http://www1. IEEE CS Press. 2004. Tom Poppendieck. Addison-Wesley. Addison-Wesley. 4 Ken Schwaber. 25 Software architect Michael James has a semi-serious theory that “test-only” development will soon be feasible with the advances in cheap. 12 Kent Beck. Takeuchi. Nonaka. 100-101 17 In fact. 2000. software developers find it very objectionable when asked to skimp on quality. Inc. 137-146. Agile Modeling Essays excerpted from the book “The Object Primer. “Agile Software Development with Scrum”. Harvard Business Review. “Extreme Programming Explained: Embrace Change”. 2004.php 3 Kent Beck. 16 Ken Schwaber. 2003. 2004. Tom Poppendieck. http://www1. see: Mary Poppendieck. “Lean Software Development An Agile Toolkit”. by Alistair Cockburn. “The New New Product Development Game”. “Lean Software Development An Agile Toolkit”.php 6 I. 24 “Standish: Project Success Rates Improved Over 10 Years”. Published Keynote Third International Conference on Extreme Programming. Developers write only robust tests and supercomputers will write and compile code until all tests pass. 9 I. pp. It’s Your Job!”. Software developers should always aim for high quality software. 15 Martin Fowler.
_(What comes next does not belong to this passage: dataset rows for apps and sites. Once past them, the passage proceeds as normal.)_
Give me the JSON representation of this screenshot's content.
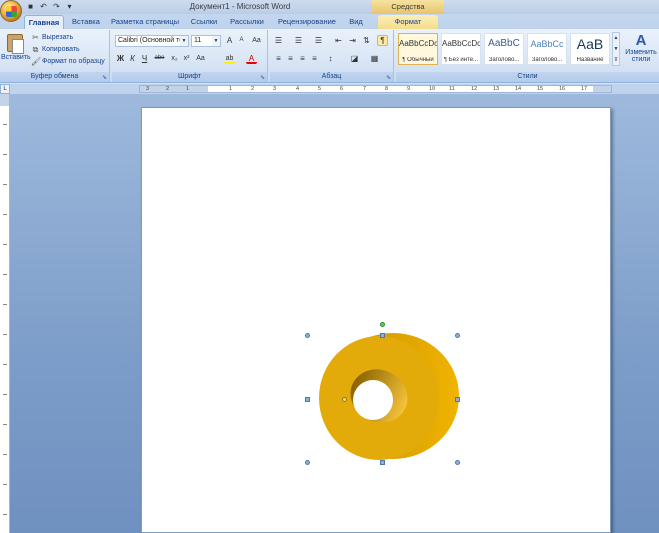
{
  "title_bar": {
    "title": "Документ1 - Microsoft Word",
    "contextual_tools": "Средства рисования"
  },
  "tabs": [
    {
      "label": "Главная",
      "active": true
    },
    {
      "label": "Вставка"
    },
    {
      "label": "Разметка страницы"
    },
    {
      "label": "Ссылки"
    },
    {
      "label": "Рассылки"
    },
    {
      "label": "Рецензирование"
    },
    {
      "label": "Вид"
    },
    {
      "label": "Формат",
      "contextual": true
    }
  ],
  "clipboard": {
    "paste": "Вставить",
    "cut": "Вырезать",
    "copy": "Копировать",
    "format_painter": "Формат по образцу",
    "group_label": "Буфер обмена"
  },
  "font": {
    "name": "Calibri (Основной те",
    "size": "11",
    "group_label": "Шрифт",
    "grow": "A",
    "shrink": "A",
    "clear": "Aa",
    "bold": "Ж",
    "italic": "К",
    "underline": "Ч",
    "strike": "abe",
    "subscript": "x₂",
    "superscript": "x²",
    "change_case": "Aa",
    "highlight": "ab",
    "font_color": "A"
  },
  "paragraph": {
    "group_label": "Абзац",
    "show_marks": "¶"
  },
  "styles": {
    "group_label": "Стили",
    "items": [
      {
        "sample": "AaBbCcDc",
        "name": "¶ Обычный",
        "selected": true
      },
      {
        "sample": "AaBbCcDc",
        "name": "¶ Без инте..."
      },
      {
        "sample": "AaBbC",
        "name": "Заголово..."
      },
      {
        "sample": "AaBbCc",
        "name": "Заголово..."
      },
      {
        "sample": "AaB",
        "name": "Название"
      }
    ],
    "change_styles": "Изменить стили",
    "change_styles_icon": "A"
  },
  "ruler": {
    "numbers": [
      "3",
      "2",
      "1",
      "1",
      "2",
      "3",
      "4",
      "5",
      "6",
      "7",
      "8",
      "9",
      "10",
      "11",
      "12",
      "13",
      "14",
      "15",
      "16",
      "17"
    ]
  },
  "shape": {
    "type": "donut-3d",
    "fill": "#e0a800"
  },
  "colors": {
    "ribbon_text": "#15428b",
    "shape_face": "#e3ab0a",
    "shape_side": "#b88400"
  }
}
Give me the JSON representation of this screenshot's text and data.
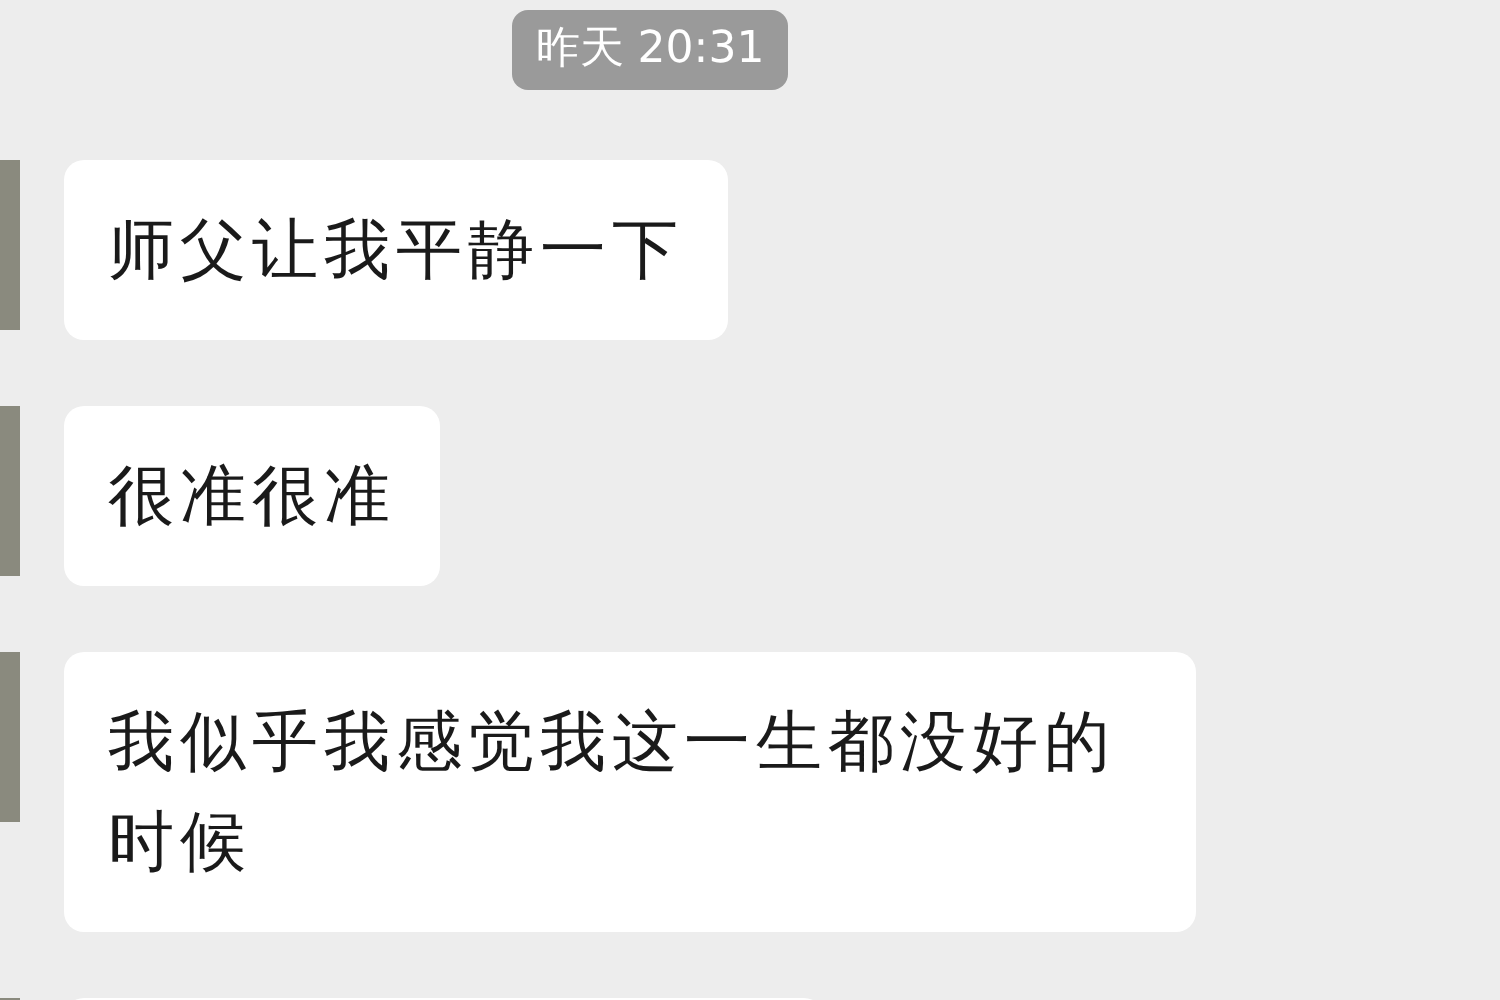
{
  "timestamp": "昨天 20:31",
  "messages": [
    {
      "kind": "text",
      "text": "师父让我平静一下"
    },
    {
      "kind": "text",
      "text": "很准很准"
    },
    {
      "kind": "text",
      "text": "我似乎我感觉我这一生都没好的时候"
    },
    {
      "kind": "cut"
    }
  ]
}
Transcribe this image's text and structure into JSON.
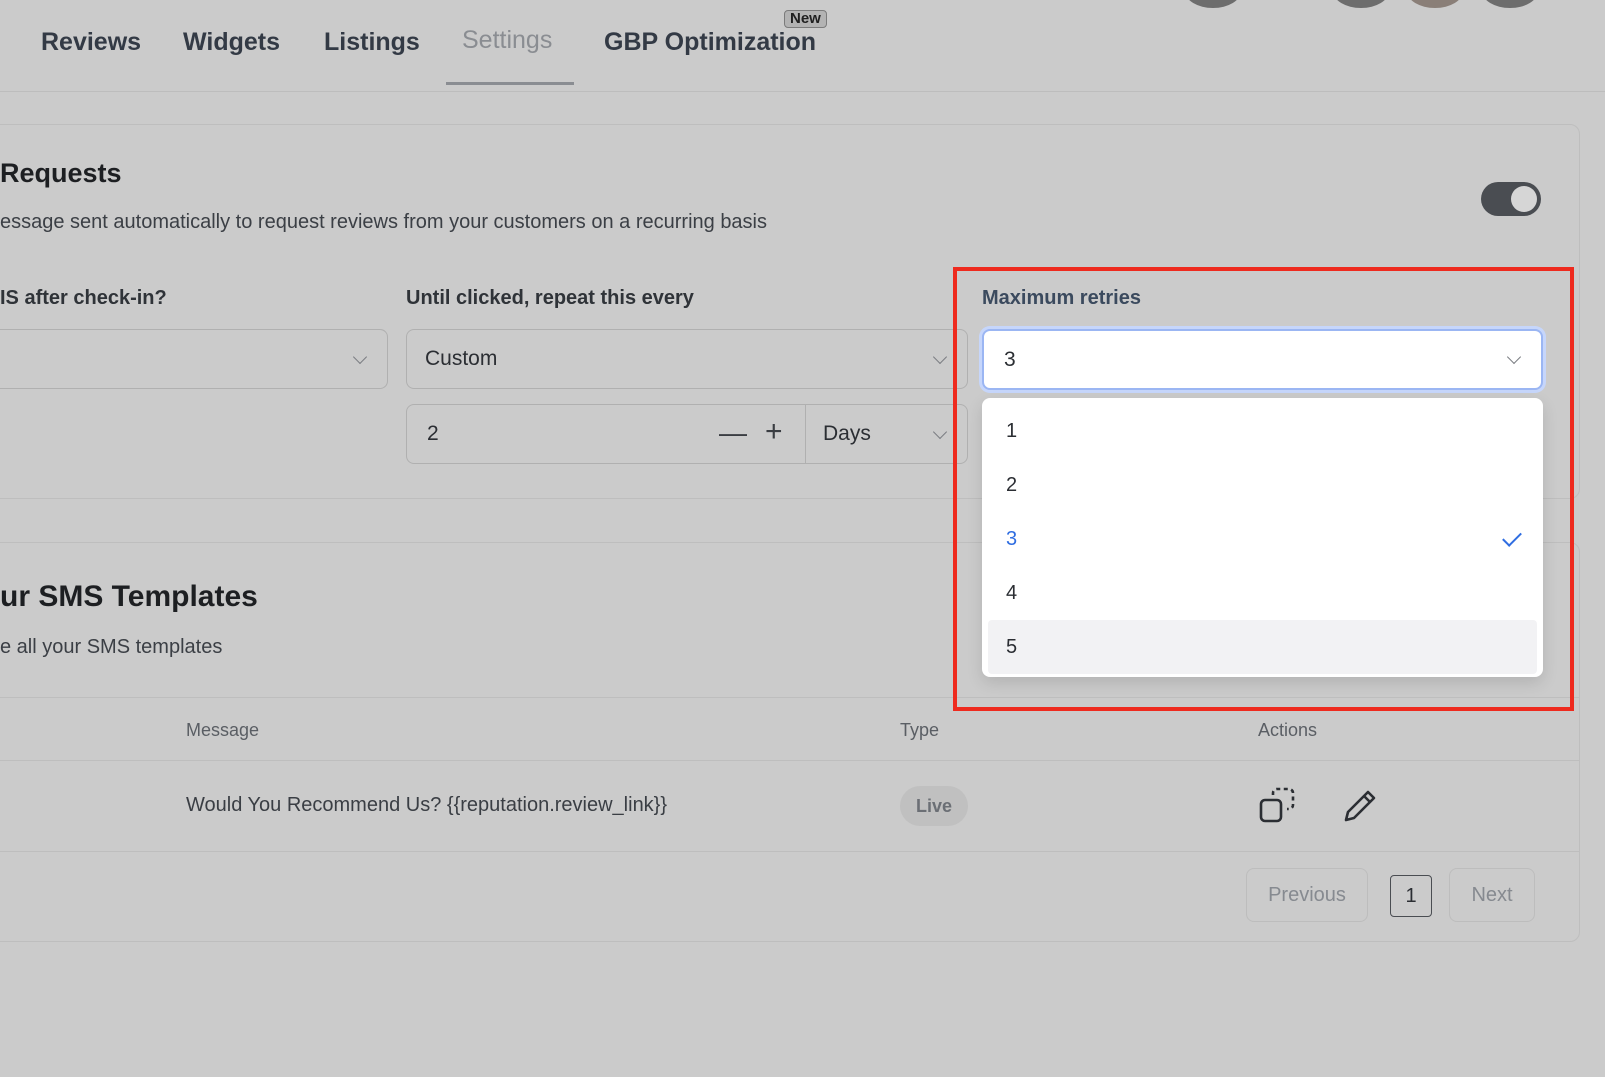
{
  "nav": {
    "tabs": [
      {
        "label": "Reviews"
      },
      {
        "label": "Widgets"
      },
      {
        "label": "Listings"
      },
      {
        "label": "Settings"
      },
      {
        "label": "GBP Optimization"
      }
    ],
    "new_badge": "New"
  },
  "requests": {
    "title": "Requests",
    "description": "essage sent automatically to request reviews from your customers on a recurring basis",
    "after_checkin_label": "IS after check-in?",
    "repeat_label": "Until clicked, repeat this every",
    "repeat_value": "Custom",
    "interval_value": "2",
    "interval_unit": "Days",
    "max_retries_label": "Maximum retries",
    "max_retries_value": "3",
    "retry_options": [
      "1",
      "2",
      "3",
      "4",
      "5"
    ]
  },
  "templates": {
    "title": "ur SMS Templates",
    "description": "e all your SMS templates",
    "columns": {
      "message": "Message",
      "type": "Type",
      "actions": "Actions"
    },
    "rows": [
      {
        "message": "Would You Recommend Us? {{reputation.review_link}}",
        "type": "Live"
      }
    ],
    "pagination": {
      "previous": "Previous",
      "page": "1",
      "next": "Next"
    }
  }
}
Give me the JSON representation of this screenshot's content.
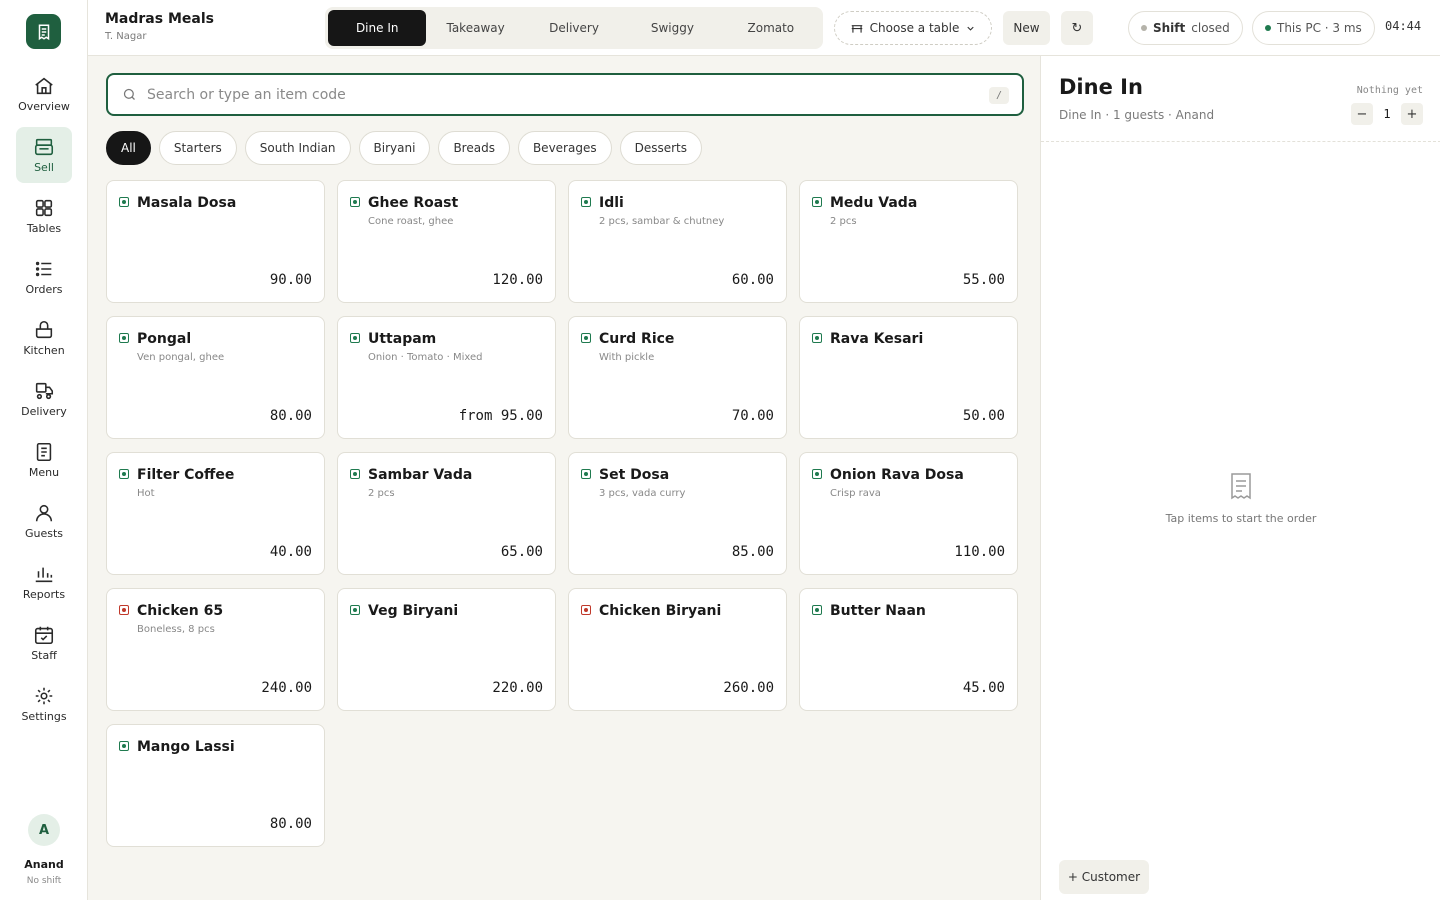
{
  "sidebar": {
    "logo_icon": "receipt-icon",
    "items": [
      {
        "label": "Overview",
        "icon": "home-icon",
        "active": false
      },
      {
        "label": "Sell",
        "icon": "register-icon",
        "active": true
      },
      {
        "label": "Tables",
        "icon": "grid-icon",
        "active": false
      },
      {
        "label": "Orders",
        "icon": "list-icon",
        "active": false
      },
      {
        "label": "Kitchen",
        "icon": "pot-icon",
        "active": false
      },
      {
        "label": "Delivery",
        "icon": "scooter-icon",
        "active": false
      },
      {
        "label": "Menu",
        "icon": "document-icon",
        "active": false
      },
      {
        "label": "Guests",
        "icon": "person-icon",
        "active": false
      },
      {
        "label": "Reports",
        "icon": "bar-chart-icon",
        "active": false
      },
      {
        "label": "Staff",
        "icon": "calendar-check-icon",
        "active": false
      },
      {
        "label": "Settings",
        "icon": "gear-icon",
        "active": false
      }
    ],
    "user": {
      "initial": "A",
      "name": "Anand",
      "shift": "No shift"
    }
  },
  "header": {
    "brand_name": "Madras Meals",
    "brand_location": "T. Nagar",
    "modes": [
      "Dine In",
      "Takeaway",
      "Delivery",
      "Swiggy",
      "Zomato"
    ],
    "active_mode": "Dine In",
    "table_picker": "Choose a table",
    "new_label": "New",
    "refresh_glyph": "↻",
    "shift_label": "Shift",
    "shift_status": "closed",
    "device_status": "This PC · 3 ms",
    "clock": "04:44"
  },
  "search": {
    "placeholder": "Search or type an item code",
    "shortcut": "/"
  },
  "categories": [
    "All",
    "Starters",
    "South Indian",
    "Biryani",
    "Breads",
    "Beverages",
    "Desserts"
  ],
  "active_category": "All",
  "items": [
    {
      "name": "Masala Dosa",
      "desc": "",
      "price": "90.00",
      "veg": true
    },
    {
      "name": "Ghee Roast",
      "desc": "Cone roast, ghee",
      "price": "120.00",
      "veg": true
    },
    {
      "name": "Idli",
      "desc": "2 pcs, sambar & chutney",
      "price": "60.00",
      "veg": true
    },
    {
      "name": "Medu Vada",
      "desc": "2 pcs",
      "price": "55.00",
      "veg": true
    },
    {
      "name": "Pongal",
      "desc": "Ven pongal, ghee",
      "price": "80.00",
      "veg": true
    },
    {
      "name": "Uttapam",
      "desc": "Onion · Tomato · Mixed",
      "price": "from 95.00",
      "veg": true
    },
    {
      "name": "Curd Rice",
      "desc": "With pickle",
      "price": "70.00",
      "veg": true
    },
    {
      "name": "Rava Kesari",
      "desc": "",
      "price": "50.00",
      "veg": true
    },
    {
      "name": "Filter Coffee",
      "desc": "Hot",
      "price": "40.00",
      "veg": true
    },
    {
      "name": "Sambar Vada",
      "desc": "2 pcs",
      "price": "65.00",
      "veg": true
    },
    {
      "name": "Set Dosa",
      "desc": "3 pcs, vada curry",
      "price": "85.00",
      "veg": true
    },
    {
      "name": "Onion Rava Dosa",
      "desc": "Crisp rava",
      "price": "110.00",
      "veg": true
    },
    {
      "name": "Chicken 65",
      "desc": "Boneless, 8 pcs",
      "price": "240.00",
      "veg": false
    },
    {
      "name": "Veg Biryani",
      "desc": "",
      "price": "220.00",
      "veg": true
    },
    {
      "name": "Chicken Biryani",
      "desc": "",
      "price": "260.00",
      "veg": false
    },
    {
      "name": "Butter Naan",
      "desc": "",
      "price": "45.00",
      "veg": true
    },
    {
      "name": "Mango Lassi",
      "desc": "",
      "price": "80.00",
      "veg": true
    }
  ],
  "order": {
    "title": "Dine In",
    "subtitle": "Dine In · 1 guests · Anand",
    "status": "Nothing yet",
    "guests": "1",
    "minus": "−",
    "plus": "+",
    "empty_text": "Tap items to start the order",
    "customer_button": "+ Customer"
  },
  "colors": {
    "accent": "#1f5f3f",
    "veg": "#1f7a4f",
    "nonveg": "#c0392b",
    "status_ok": "#1f7a4f"
  }
}
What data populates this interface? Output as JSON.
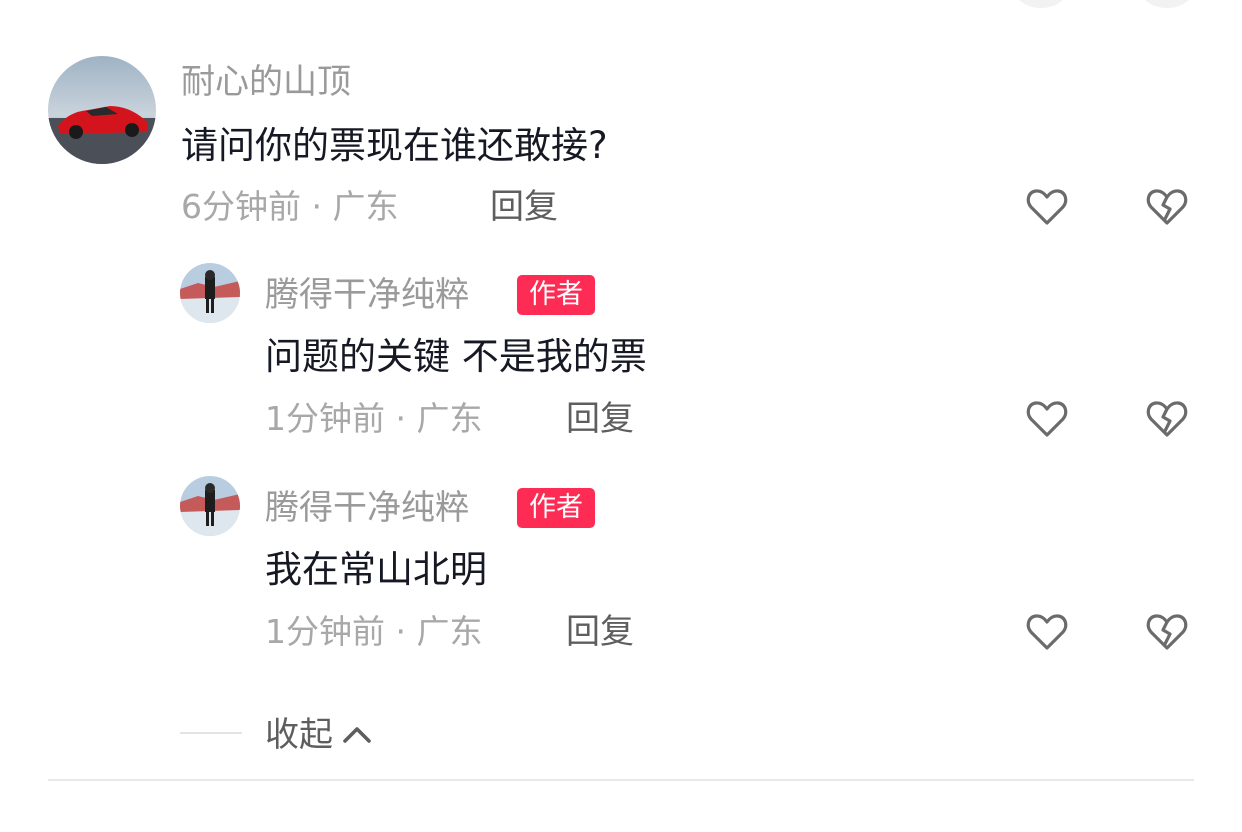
{
  "comments": [
    {
      "username": "耐心的山顶",
      "text": "请问你的票现在谁还敢接?",
      "meta": "6分钟前 · 广东",
      "reply_label": "回复",
      "is_author": false
    },
    {
      "username": "腾得干净纯粹",
      "badge": "作者",
      "text": "问题的关键 不是我的票",
      "meta": "1分钟前 · 广东",
      "reply_label": "回复",
      "is_author": true
    },
    {
      "username": "腾得干净纯粹",
      "badge": "作者",
      "text": "我在常山北明",
      "meta": "1分钟前 · 广东",
      "reply_label": "回复",
      "is_author": true
    }
  ],
  "collapse_label": "收起",
  "icons": {
    "like": "heart-outline-icon",
    "dislike": "broken-heart-icon",
    "collapse": "chevron-up-icon"
  },
  "colors": {
    "author_badge": "#fe2c55",
    "username": "#9a9a9a",
    "comment_text": "#161823",
    "meta": "#a8a8a8",
    "reply": "#5e5e5e",
    "icon": "#6b6b6b"
  }
}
Harvard Business Review. 10 The Agile Manifesto is online at http://www. pp. clustered supercomputing. pp. “Chaos Chronicles”. p 32. 2 Standish Group International. 2000. “Extreme Programming Explained: Embrace Change”. Surgeons or lawyers would be sued for malpractice. Tom Poppendieck. “Managing the Development of Large Software Systems”. .com//sample_research/chaos_1994_1. Inc. Proc. and for the same ethical implications software developers resent this charge. 2001. “Extreme Programming Explained: Embrace Change”. January 1986. by Scott Ambler. “Chaos Chronicals”. pp.softwaremag. 48. Addison-Wesley. 2000.cfm?Doc=newsletter/2004-01-15/Standish.: Agile Model-Driven Development with UML2”. by Scott Ambler. 13 Reexamining the Cost of Change Curve. http://www. “Agile Software Development with Scrum”.. 22 Mary Poppendieck. September 2000. IEEE CS Press. p. Westcon. “Chaos Chronicals”. Victor R. pp. 2003. year 2000. Page 11 1 Winston Royce. 137-146. “The New New Product Development Game”. 14 Examining the Cost of Change Curve. June 11 Barry Boehm. 2001. “ROI. 23 Standish Group International. 2002. pp.. it is debatable whether Quality is really an adjustable factor. Mike Beedle. Prentice Hall PTR. H.standishgroup. Mike Beedle. 8 Craig Larman. Computer. Takeuchi. Software Magazine and Weisner Publishing. p 28. XP Magazine.standishgroup.html . Addison-Wesley. “Is Design Dead”. 18-19. Cambridge University Press. 89-94 5 Standish Group International. 19 The Scrum Agile method has its roots in the Nonaka-Takeuchi article referenced above. As professionals. Basili. “Iterative and Incremental Development: A Brief History”. Addison-Wesley. http://martinfowler. 1994. period. 2003. 1981. January 1986. “Lean Software Development An Agile Toolkit”.agilemanifesto. Addison-Wesley. Prentice 1994. 3rd ed. Nonaka. 1970. All rights reserved. 20 Mary Poppendieck. “Software Engineering Economics”. Prentice Hall. 328-339. 21 Jim Johnson. Copyright © 2004 Danube Technologies. Inc. 18 Kent Beck. Inc. H. 7 For more on how lean development influences agile software development.